    As Chinese customers are already accustomed to shopping online, e-commerce sites that target M.A.C. males are growing rapidly, however, and local competition is heating up. Below are three approaches to how emerging players in this sector have evolved in China.

    1. Content Sells Products#

    In previous interviews with M.A.C. males in China, we found that they consume editorial content on e-commerce sites, namely Tmall and Taobao, for inspiration. Buy directly button on the site streamline the process. By starting their purchase journeys with editorial content, they feel they are able to make informed decisions.

    A lot of e-commerce platforms now offer editorial content. Du Shaofei (杜绍斐), which started as a WeChat channel for wealthy men, has accumulated 20 million fans in just a few years. In its earlier phase, Du Shaofei's content focused on useful styling tips, but now it covers various lifestyle topics, from suits to dating and politics. It also brought on GQ writers as content consultants. As mentioned in the report, the way M.A.C. men display their wealth has shifted away from a blatant show of status to one of sophistication, intelligence, and influence, something deeper than fashion alone.

    2. Efficiency Matters#

    What’s the most efficient way to complete a purchase decision for a M.A.C. man? According to the high-end male fashion platform DIWUXI (第五系), it’s swiping left and right on pictures of clothing, Tinder-style.

    “For a man, rather than giving him many clothing choices, it’s better to go through each style one by one. He will pass on some, and purchase those he likes,” said DIWUXI founder Jason. As the user keeps swiping, the system's algorithm generates a preliminary user portrait. And using the same sort of machine learning that powers Little Red Book, DIWUXI gradually starts to recommend products that better meet user preferences.

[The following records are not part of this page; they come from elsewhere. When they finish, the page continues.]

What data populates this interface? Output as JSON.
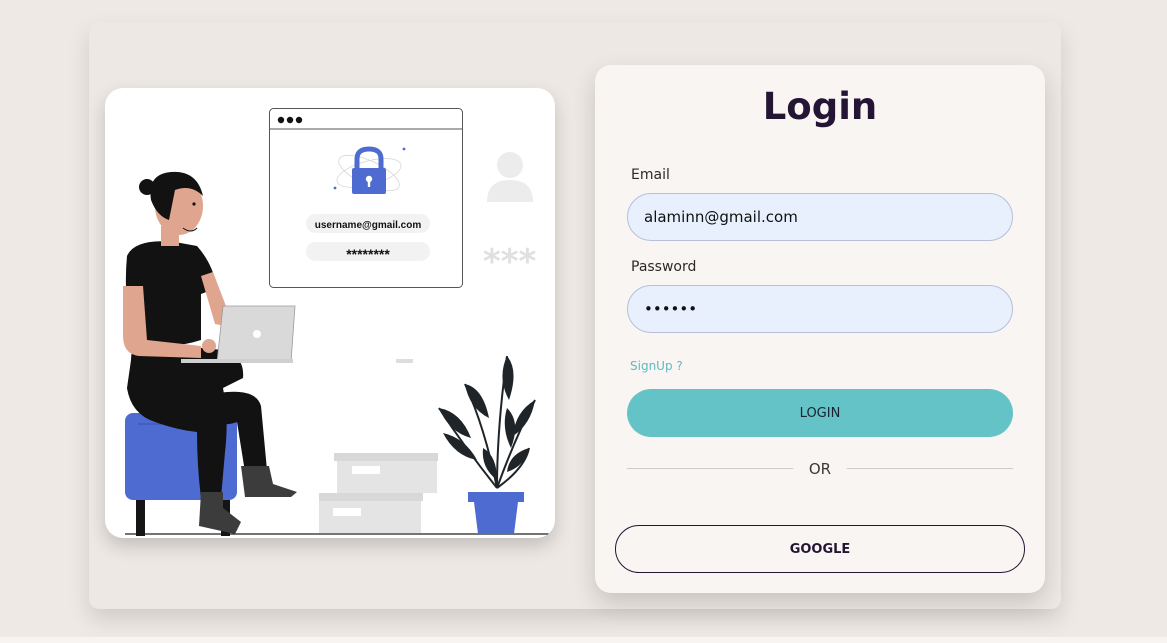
{
  "illustration": {
    "mock_email": "username@gmail.com",
    "mock_password": "********",
    "stars": "***"
  },
  "login": {
    "title": "Login",
    "email_label": "Email",
    "email_value": "alaminn@gmail.com",
    "password_label": "Password",
    "password_value": "••••••",
    "signup_link": "SignUp ?",
    "login_button": "LOGIN",
    "divider_text": "OR",
    "google_button": "GOOGLE"
  },
  "colors": {
    "background": "#efe9e5",
    "card": "#f9f5f3",
    "title": "#231533",
    "accent": "#64c3c6",
    "input_fill": "#e8f0fe",
    "illustration_blue": "#4d6bd1"
  }
}
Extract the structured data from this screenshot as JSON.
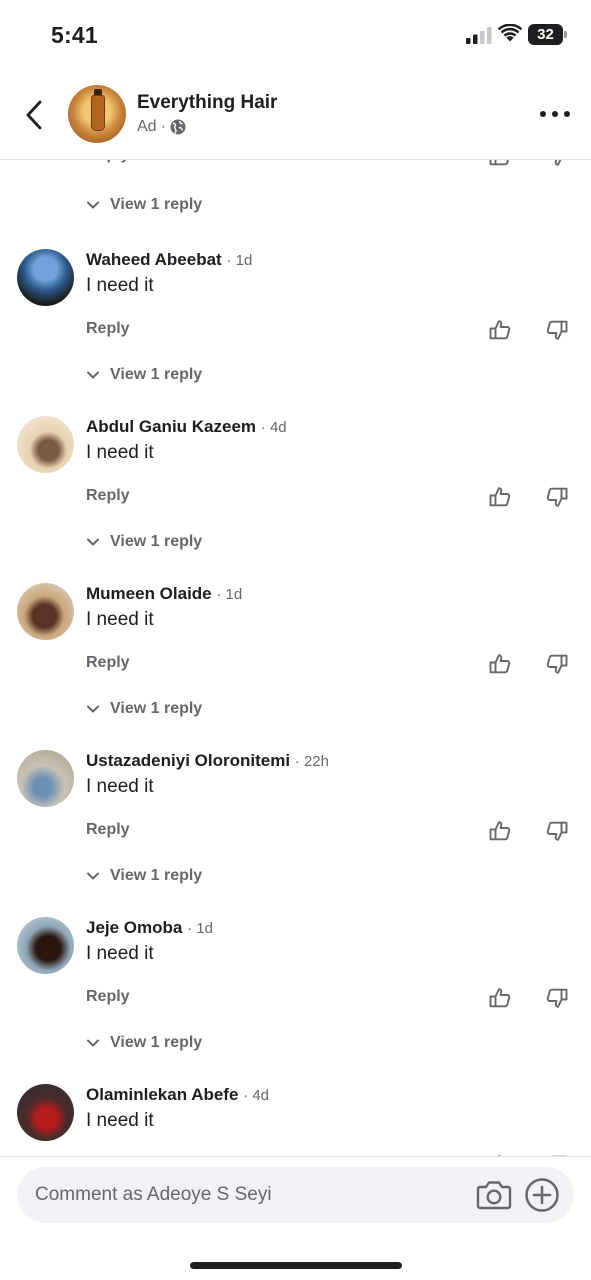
{
  "status_bar": {
    "time": "5:41",
    "battery_level": "32",
    "icons": [
      "signal-icon",
      "wifi-icon",
      "battery-icon"
    ]
  },
  "header": {
    "page_name": "Everything Hair",
    "sub_label": "Ad",
    "separator": "·",
    "icons": [
      "back-icon",
      "globe-icon",
      "more-icon"
    ]
  },
  "labels": {
    "reply": "Reply",
    "view_replies": "View 1 reply"
  },
  "comments": [
    {
      "author": "Waheed Abeebat",
      "time": "1d",
      "text": "I need it"
    },
    {
      "author": "Abdul Ganiu Kazeem",
      "time": "4d",
      "text": "I need it"
    },
    {
      "author": "Mumeen Olaide",
      "time": "1d",
      "text": "I need it"
    },
    {
      "author": "Ustazadeniyi Oloronitemi",
      "time": "22h",
      "text": "I need it"
    },
    {
      "author": "Jeje Omoba",
      "time": "1d",
      "text": "I need it"
    },
    {
      "author": "Olaminlekan Abefe",
      "time": "4d",
      "text": "I need it"
    }
  ],
  "composer": {
    "placeholder": "Comment as Adeoye S Seyi",
    "icons": [
      "camera-icon",
      "add-icon"
    ]
  },
  "colors": {
    "primary_text": "#1c1e21",
    "secondary_text": "#65676b",
    "input_bg": "#f0f2f5"
  }
}
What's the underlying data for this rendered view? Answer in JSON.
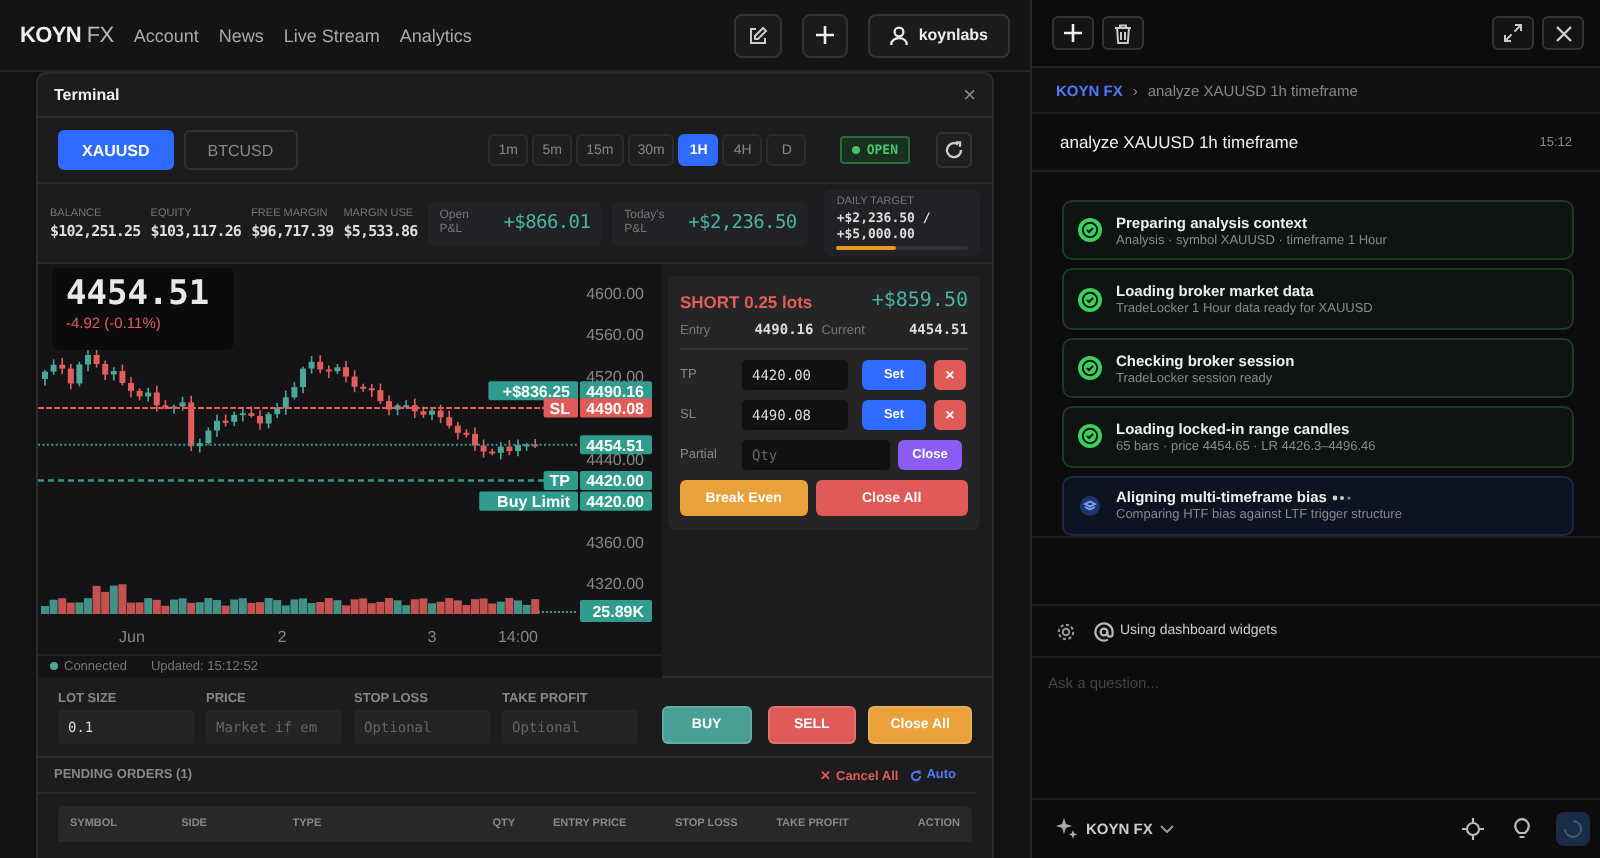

    The platform focuses on urban elite men aged 25 to 45 whose monthly earning is above 25K RMB. Unlike most e-commerce platforms, which categorize by brand and pricing, DIWUXI organizes products in a way that immediately demonstrates their utility. Products are categorized by different everyday scenarios, such as work, weekends, outings, and so on.

    DIWUXI mainly sells products from luxury brands and emerging independent designer brands — Armani exchange, Jil Sander, and Alexander McQueen, to name a few. They cooperate with brands such as Mercedes-Benz, LV × Supreme, and Jimmy Choo to host exclusive events, which fits M.A.C. males’ need to impress. According to the report, providing exclusive money-can’t-buy experiences for M.A.C males and their peers is another way of drawing them out.

    3. Add a Personal Touch#

    The boom in online shopping doesn’t make the personal touch any less important, especially to M.A.C. men. According to our previous interviewees, the quality of personal shopping assistance, which is common in high-end department stores, has a crucial impact on their interest in luxury brands.

    Founded in 2015, male lifestyle e-commerce platform XY Here is a good example of how a business attempts to provide a high level of service online.

    XY has a professional fashion buyer and a team of stylist to provide advice on image management, trends, and searching for specific items. Its WeChat channel acts as a key interface with customers, where virtual stylists tailor their guidance to each individual's specific needs. In 2016, the platform announced a million dollar series A funding round led by Chenxing investment management group and IDG.

    Discover more
    Daily BriefAnalysis, news, and insights delivered to your inbox.